Without any of their pictures, return all of the records exactly.
━━━ MATERIAL FOR THE TASK
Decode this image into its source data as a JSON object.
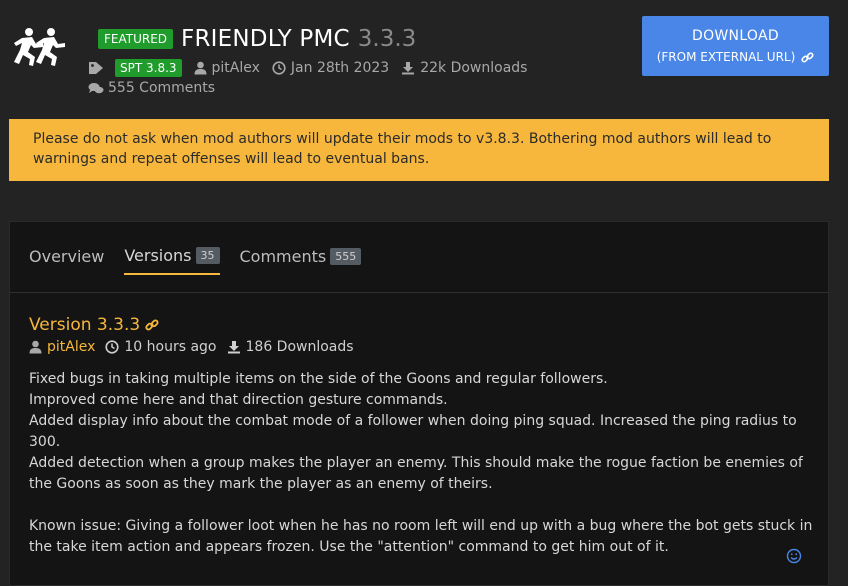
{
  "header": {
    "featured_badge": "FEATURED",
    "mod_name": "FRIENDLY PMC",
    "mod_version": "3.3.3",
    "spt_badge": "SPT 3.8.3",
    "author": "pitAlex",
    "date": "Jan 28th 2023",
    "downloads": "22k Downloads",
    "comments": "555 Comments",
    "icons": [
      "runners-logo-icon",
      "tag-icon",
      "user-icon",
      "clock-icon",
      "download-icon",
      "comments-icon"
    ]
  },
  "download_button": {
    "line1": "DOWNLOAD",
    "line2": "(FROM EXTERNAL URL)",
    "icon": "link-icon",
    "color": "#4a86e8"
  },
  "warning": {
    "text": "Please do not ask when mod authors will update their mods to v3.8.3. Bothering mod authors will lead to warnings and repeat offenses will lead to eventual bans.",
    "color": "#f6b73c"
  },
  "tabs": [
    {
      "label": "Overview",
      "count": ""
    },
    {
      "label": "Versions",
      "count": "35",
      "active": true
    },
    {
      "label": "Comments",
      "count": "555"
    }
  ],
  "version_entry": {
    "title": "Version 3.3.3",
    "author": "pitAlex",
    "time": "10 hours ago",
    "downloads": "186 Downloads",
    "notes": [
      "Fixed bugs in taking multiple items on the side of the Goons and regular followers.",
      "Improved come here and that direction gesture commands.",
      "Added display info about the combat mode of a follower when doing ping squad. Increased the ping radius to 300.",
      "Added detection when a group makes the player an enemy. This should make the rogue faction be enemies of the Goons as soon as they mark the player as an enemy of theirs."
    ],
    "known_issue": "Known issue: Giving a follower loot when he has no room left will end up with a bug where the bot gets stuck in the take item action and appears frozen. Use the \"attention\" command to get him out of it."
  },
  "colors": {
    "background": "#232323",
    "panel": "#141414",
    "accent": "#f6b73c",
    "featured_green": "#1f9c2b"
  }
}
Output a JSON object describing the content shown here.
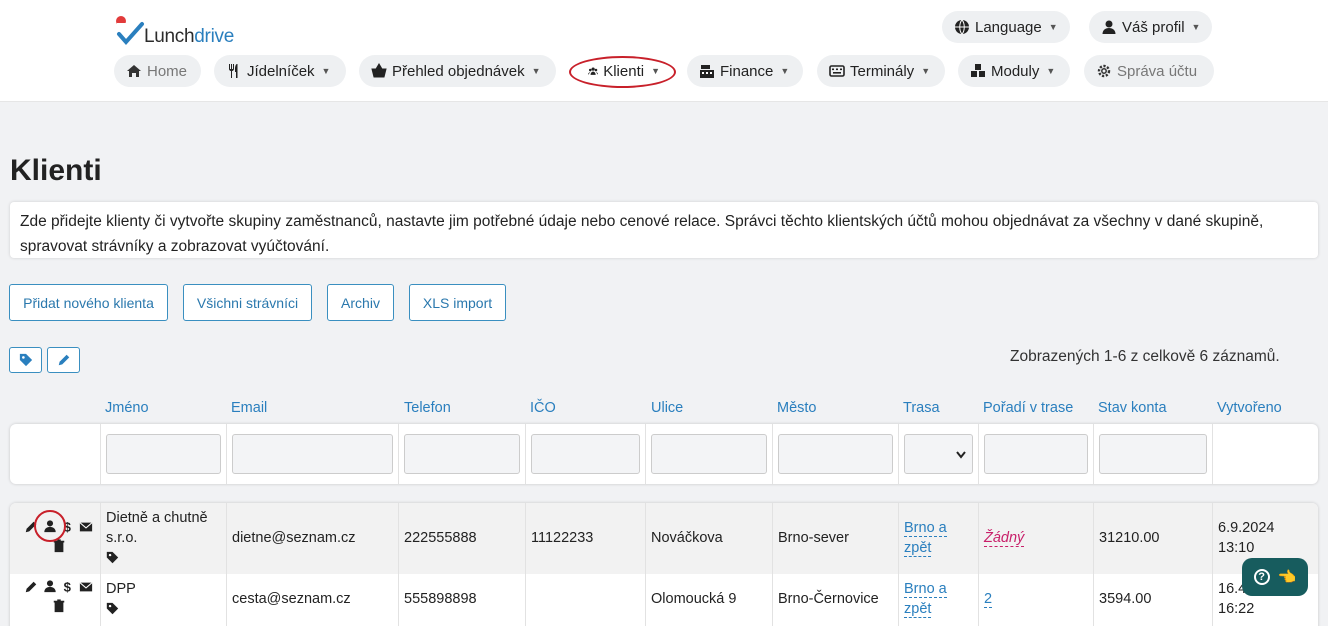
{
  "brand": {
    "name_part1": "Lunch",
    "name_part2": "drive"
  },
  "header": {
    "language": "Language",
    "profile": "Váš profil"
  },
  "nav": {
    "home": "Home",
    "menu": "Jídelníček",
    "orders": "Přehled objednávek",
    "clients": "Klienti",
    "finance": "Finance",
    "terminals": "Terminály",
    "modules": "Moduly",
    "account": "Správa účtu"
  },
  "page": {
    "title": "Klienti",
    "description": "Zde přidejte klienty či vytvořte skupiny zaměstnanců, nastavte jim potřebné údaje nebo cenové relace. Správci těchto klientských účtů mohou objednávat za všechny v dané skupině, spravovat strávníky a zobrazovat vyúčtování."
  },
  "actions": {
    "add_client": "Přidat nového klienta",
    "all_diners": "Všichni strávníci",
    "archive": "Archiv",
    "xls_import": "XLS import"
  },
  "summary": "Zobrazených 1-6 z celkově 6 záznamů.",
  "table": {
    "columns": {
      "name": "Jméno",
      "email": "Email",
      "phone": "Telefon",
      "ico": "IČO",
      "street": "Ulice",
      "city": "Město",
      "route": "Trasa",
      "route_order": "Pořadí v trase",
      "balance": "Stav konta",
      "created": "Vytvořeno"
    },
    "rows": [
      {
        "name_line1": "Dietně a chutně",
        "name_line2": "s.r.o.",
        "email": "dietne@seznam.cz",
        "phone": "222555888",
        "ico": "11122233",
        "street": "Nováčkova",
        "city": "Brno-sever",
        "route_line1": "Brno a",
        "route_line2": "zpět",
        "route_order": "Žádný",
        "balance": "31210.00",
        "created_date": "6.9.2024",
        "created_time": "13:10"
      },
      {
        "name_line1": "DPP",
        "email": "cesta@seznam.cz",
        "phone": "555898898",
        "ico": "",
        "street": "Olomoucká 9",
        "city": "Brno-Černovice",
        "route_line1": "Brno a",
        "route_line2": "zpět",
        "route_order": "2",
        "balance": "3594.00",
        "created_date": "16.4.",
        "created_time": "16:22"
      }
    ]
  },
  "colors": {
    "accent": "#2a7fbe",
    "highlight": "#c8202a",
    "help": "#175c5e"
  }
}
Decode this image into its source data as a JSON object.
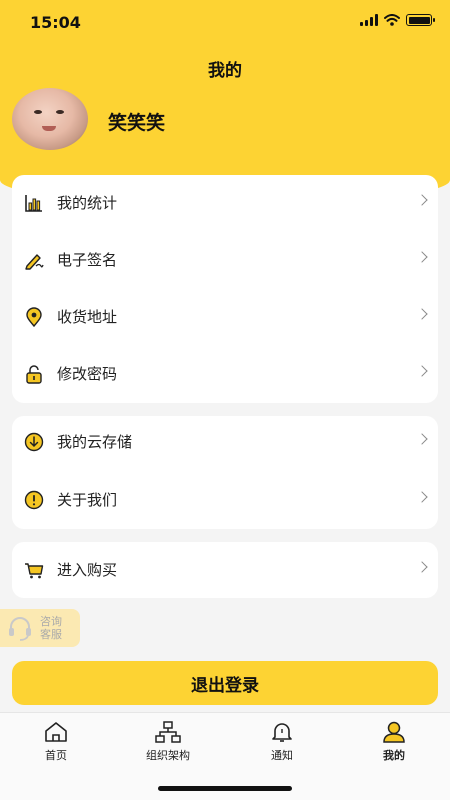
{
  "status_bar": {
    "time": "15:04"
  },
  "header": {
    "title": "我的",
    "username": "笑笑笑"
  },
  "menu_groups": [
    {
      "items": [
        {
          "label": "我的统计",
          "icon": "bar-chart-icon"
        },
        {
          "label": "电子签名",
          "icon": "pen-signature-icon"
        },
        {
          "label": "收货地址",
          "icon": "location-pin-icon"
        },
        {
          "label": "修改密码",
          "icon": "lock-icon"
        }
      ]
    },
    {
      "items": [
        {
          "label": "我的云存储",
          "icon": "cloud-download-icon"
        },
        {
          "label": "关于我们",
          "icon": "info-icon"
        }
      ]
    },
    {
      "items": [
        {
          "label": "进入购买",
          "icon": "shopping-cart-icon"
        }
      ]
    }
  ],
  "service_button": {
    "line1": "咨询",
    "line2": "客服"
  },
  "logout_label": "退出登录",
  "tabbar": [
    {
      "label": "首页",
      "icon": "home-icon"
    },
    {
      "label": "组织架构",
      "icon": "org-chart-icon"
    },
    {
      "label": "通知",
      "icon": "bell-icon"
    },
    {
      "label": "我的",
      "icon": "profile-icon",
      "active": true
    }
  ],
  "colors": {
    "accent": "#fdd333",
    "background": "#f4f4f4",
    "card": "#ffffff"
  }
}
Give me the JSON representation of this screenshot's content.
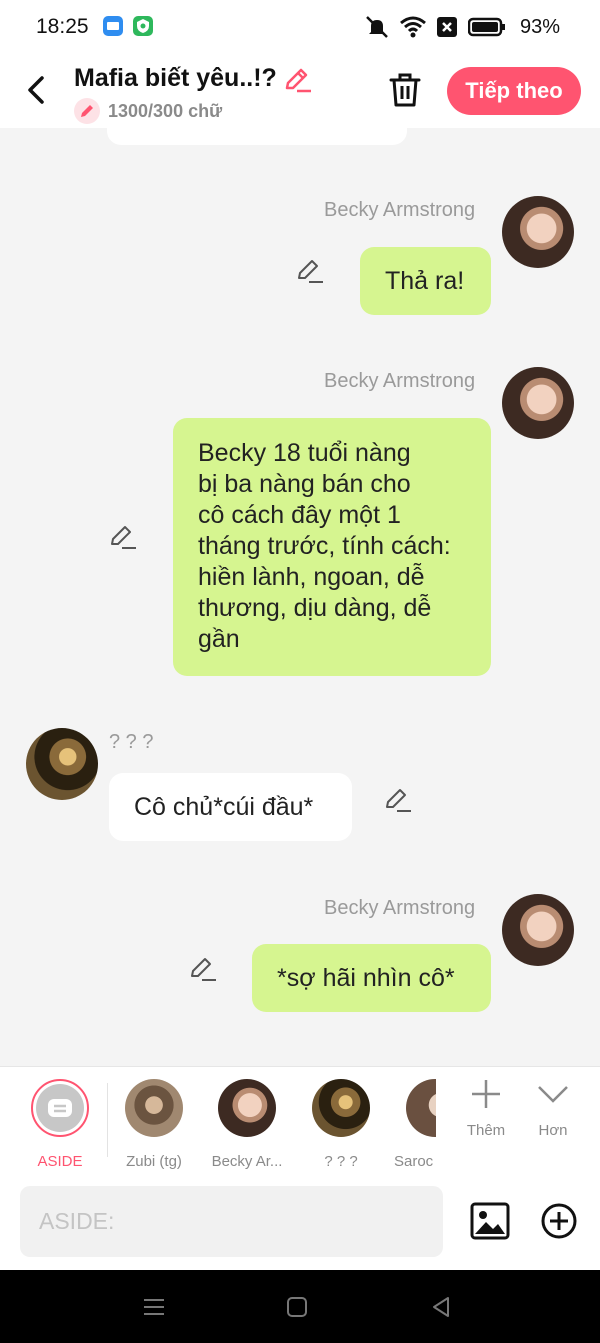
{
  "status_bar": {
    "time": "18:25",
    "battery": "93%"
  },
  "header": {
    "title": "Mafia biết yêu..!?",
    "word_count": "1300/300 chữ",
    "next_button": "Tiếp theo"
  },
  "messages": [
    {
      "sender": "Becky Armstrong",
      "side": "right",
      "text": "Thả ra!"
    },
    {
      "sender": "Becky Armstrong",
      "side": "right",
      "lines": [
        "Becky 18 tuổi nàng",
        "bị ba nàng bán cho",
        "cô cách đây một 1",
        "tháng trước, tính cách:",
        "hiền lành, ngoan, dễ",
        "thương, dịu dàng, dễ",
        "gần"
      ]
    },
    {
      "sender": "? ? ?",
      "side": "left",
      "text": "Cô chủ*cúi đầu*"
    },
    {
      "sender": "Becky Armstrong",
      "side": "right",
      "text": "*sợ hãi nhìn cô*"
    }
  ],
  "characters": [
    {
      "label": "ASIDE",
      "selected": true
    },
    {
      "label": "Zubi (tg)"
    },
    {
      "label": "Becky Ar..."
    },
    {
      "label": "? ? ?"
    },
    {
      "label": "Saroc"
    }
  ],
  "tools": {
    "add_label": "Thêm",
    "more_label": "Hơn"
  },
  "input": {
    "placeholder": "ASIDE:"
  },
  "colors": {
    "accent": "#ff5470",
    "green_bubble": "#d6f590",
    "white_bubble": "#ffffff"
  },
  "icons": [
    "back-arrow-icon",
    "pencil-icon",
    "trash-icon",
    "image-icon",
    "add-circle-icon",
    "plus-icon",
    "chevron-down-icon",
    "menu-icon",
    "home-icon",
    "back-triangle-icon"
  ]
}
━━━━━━
SOLUTION FOR THIS TASK »
Decode this image into its source data as a JSON object.
{
  "header": {
    "featured_badge": "FEATURED",
    "mod_name": "FRIENDLY PMC",
    "mod_version": "3.3.3",
    "spt_badge": "SPT 3.8.3",
    "author": "pitAlex",
    "date": "Jan 28th 2023",
    "downloads": "22k Downloads",
    "comments": "555 Comments",
    "icons": [
      "runners-logo-icon",
      "tag-icon",
      "user-icon",
      "clock-icon",
      "download-icon",
      "comments-icon"
    ]
  },
  "download_button": {
    "line1": "DOWNLOAD",
    "line2": "(FROM EXTERNAL URL)",
    "icon": "link-icon",
    "color": "#4a86e8"
  },
  "warning": {
    "text": "Please do not ask when mod authors will update their mods to v3.8.3. Bothering mod authors will lead to warnings and repeat offenses will lead to eventual bans.",
    "color": "#f6b73c"
  },
  "tabs": [
    {
      "label": "Overview",
      "count": ""
    },
    {
      "label": "Versions",
      "count": "35",
      "active": true
    },
    {
      "label": "Comments",
      "count": "555"
    }
  ],
  "version_entry": {
    "title": "Version 3.3.3",
    "author": "pitAlex",
    "time": "10 hours ago",
    "downloads": "186 Downloads",
    "notes": [
      "Fixed bugs in taking multiple items on the side of the Goons and regular followers.",
      "Improved come here and that direction gesture commands.",
      "Added display info about the combat mode of a follower when doing ping squad. Increased the ping radius to 300.",
      "Added detection when a group makes the player an enemy. This should make the rogue faction be enemies of the Goons as soon as they mark the player as an enemy of theirs."
    ],
    "known_issue": "Known issue: Giving a follower loot when he has no room left will end up with a bug where the bot gets stuck in the take item action and appears frozen. Use the \"attention\" command to get him out of it."
  },
  "colors": {
    "background": "#232323",
    "panel": "#141414",
    "accent": "#f6b73c",
    "featured_green": "#1f9c2b"
  }
}
Output a JSON object describing the content shown here.
{
  "brand": {
    "name_part1": "Lunch",
    "name_part2": "drive"
  },
  "header": {
    "language": "Language",
    "profile": "Váš profil"
  },
  "nav": {
    "home": "Home",
    "menu": "Jídelníček",
    "orders": "Přehled objednávek",
    "clients": "Klienti",
    "finance": "Finance",
    "terminals": "Terminály",
    "modules": "Moduly",
    "account": "Správa účtu"
  },
  "page": {
    "title": "Klienti",
    "description": "Zde přidejte klienty či vytvořte skupiny zaměstnanců, nastavte jim potřebné údaje nebo cenové relace. Správci těchto klientských účtů mohou objednávat za všechny v dané skupině, spravovat strávníky a zobrazovat vyúčtování."
  },
  "actions": {
    "add_client": "Přidat nového klienta",
    "all_diners": "Všichni strávníci",
    "archive": "Archiv",
    "xls_import": "XLS import"
  },
  "summary": "Zobrazených 1-6 z celkově 6 záznamů.",
  "table": {
    "columns": {
      "name": "Jméno",
      "email": "Email",
      "phone": "Telefon",
      "ico": "IČO",
      "street": "Ulice",
      "city": "Město",
      "route": "Trasa",
      "route_order": "Pořadí v trase",
      "balance": "Stav konta",
      "created": "Vytvořeno"
    },
    "rows": [
      {
        "name_line1": "Dietně a chutně",
        "name_line2": "s.r.o.",
        "email": "dietne@seznam.cz",
        "phone": "222555888",
        "ico": "11122233",
        "street": "Nováčkova",
        "city": "Brno-sever",
        "route_line1": "Brno a",
        "route_line2": "zpět",
        "route_order": "Žádný",
        "balance": "31210.00",
        "created_date": "6.9.2024",
        "created_time": "13:10"
      },
      {
        "name_line1": "DPP",
        "email": "cesta@seznam.cz",
        "phone": "555898898",
        "ico": "",
        "street": "Olomoucká 9",
        "city": "Brno-Černovice",
        "route_line1": "Brno a",
        "route_line2": "zpět",
        "route_order": "2",
        "balance": "3594.00",
        "created_date": "16.4.",
        "created_time": "16:22"
      }
    ]
  },
  "colors": {
    "accent": "#2a7fbe",
    "highlight": "#c8202a",
    "help": "#175c5e"
  }
}
Decode this image into its source data as a JSON object.
{
  "status_bar": {
    "time": "15:04"
  },
  "header": {
    "title": "我的",
    "username": "笑笑笑"
  },
  "menu_groups": [
    {
      "items": [
        {
          "label": "我的统计",
          "icon": "bar-chart-icon"
        },
        {
          "label": "电子签名",
          "icon": "pen-signature-icon"
        },
        {
          "label": "收货地址",
          "icon": "location-pin-icon"
        },
        {
          "label": "修改密码",
          "icon": "lock-icon"
        }
      ]
    },
    {
      "items": [
        {
          "label": "我的云存储",
          "icon": "cloud-download-icon"
        },
        {
          "label": "关于我们",
          "icon": "info-icon"
        }
      ]
    },
    {
      "items": [
        {
          "label": "进入购买",
          "icon": "shopping-cart-icon"
        }
      ]
    }
  ],
  "service_button": {
    "line1": "咨询",
    "line2": "客服"
  },
  "logout_label": "退出登录",
  "tabbar": [
    {
      "label": "首页",
      "icon": "home-icon"
    },
    {
      "label": "组织架构",
      "icon": "org-chart-icon"
    },
    {
      "label": "通知",
      "icon": "bell-icon"
    },
    {
      "label": "我的",
      "icon": "profile-icon",
      "active": true
    }
  ],
  "colors": {
    "accent": "#fdd333",
    "background": "#f4f4f4",
    "card": "#ffffff"
  }
}
Give me the JSON representation of this screenshot's content.
{
  "status_bar": {
    "time": "18:25",
    "battery": "93%"
  },
  "header": {
    "title": "Mafia biết yêu..!?",
    "word_count": "1300/300 chữ",
    "next_button": "Tiếp theo"
  },
  "messages": [
    {
      "sender": "Becky Armstrong",
      "side": "right",
      "text": "Thả ra!"
    },
    {
      "sender": "Becky Armstrong",
      "side": "right",
      "lines": [
        "Becky 18 tuổi nàng",
        "bị ba nàng bán cho",
        "cô cách đây một 1",
        "tháng trước, tính cách:",
        "hiền lành, ngoan, dễ",
        "thương, dịu dàng, dễ",
        "gần"
      ]
    },
    {
      "sender": "? ? ?",
      "side": "left",
      "text": "Cô chủ*cúi đầu*"
    },
    {
      "sender": "Becky Armstrong",
      "side": "right",
      "text": "*sợ hãi nhìn cô*"
    }
  ],
  "characters": [
    {
      "label": "ASIDE",
      "selected": true
    },
    {
      "label": "Zubi (tg)"
    },
    {
      "label": "Becky Ar..."
    },
    {
      "label": "? ? ?"
    },
    {
      "label": "Saroc"
    }
  ],
  "tools": {
    "add_label": "Thêm",
    "more_label": "Hơn"
  },
  "input": {
    "placeholder": "ASIDE:"
  },
  "colors": {
    "accent": "#ff5470",
    "green_bubble": "#d6f590",
    "white_bubble": "#ffffff"
  },
  "icons": [
    "back-arrow-icon",
    "pencil-icon",
    "trash-icon",
    "image-icon",
    "add-circle-icon",
    "plus-icon",
    "chevron-down-icon",
    "menu-icon",
    "home-icon",
    "back-triangle-icon"
  ]
}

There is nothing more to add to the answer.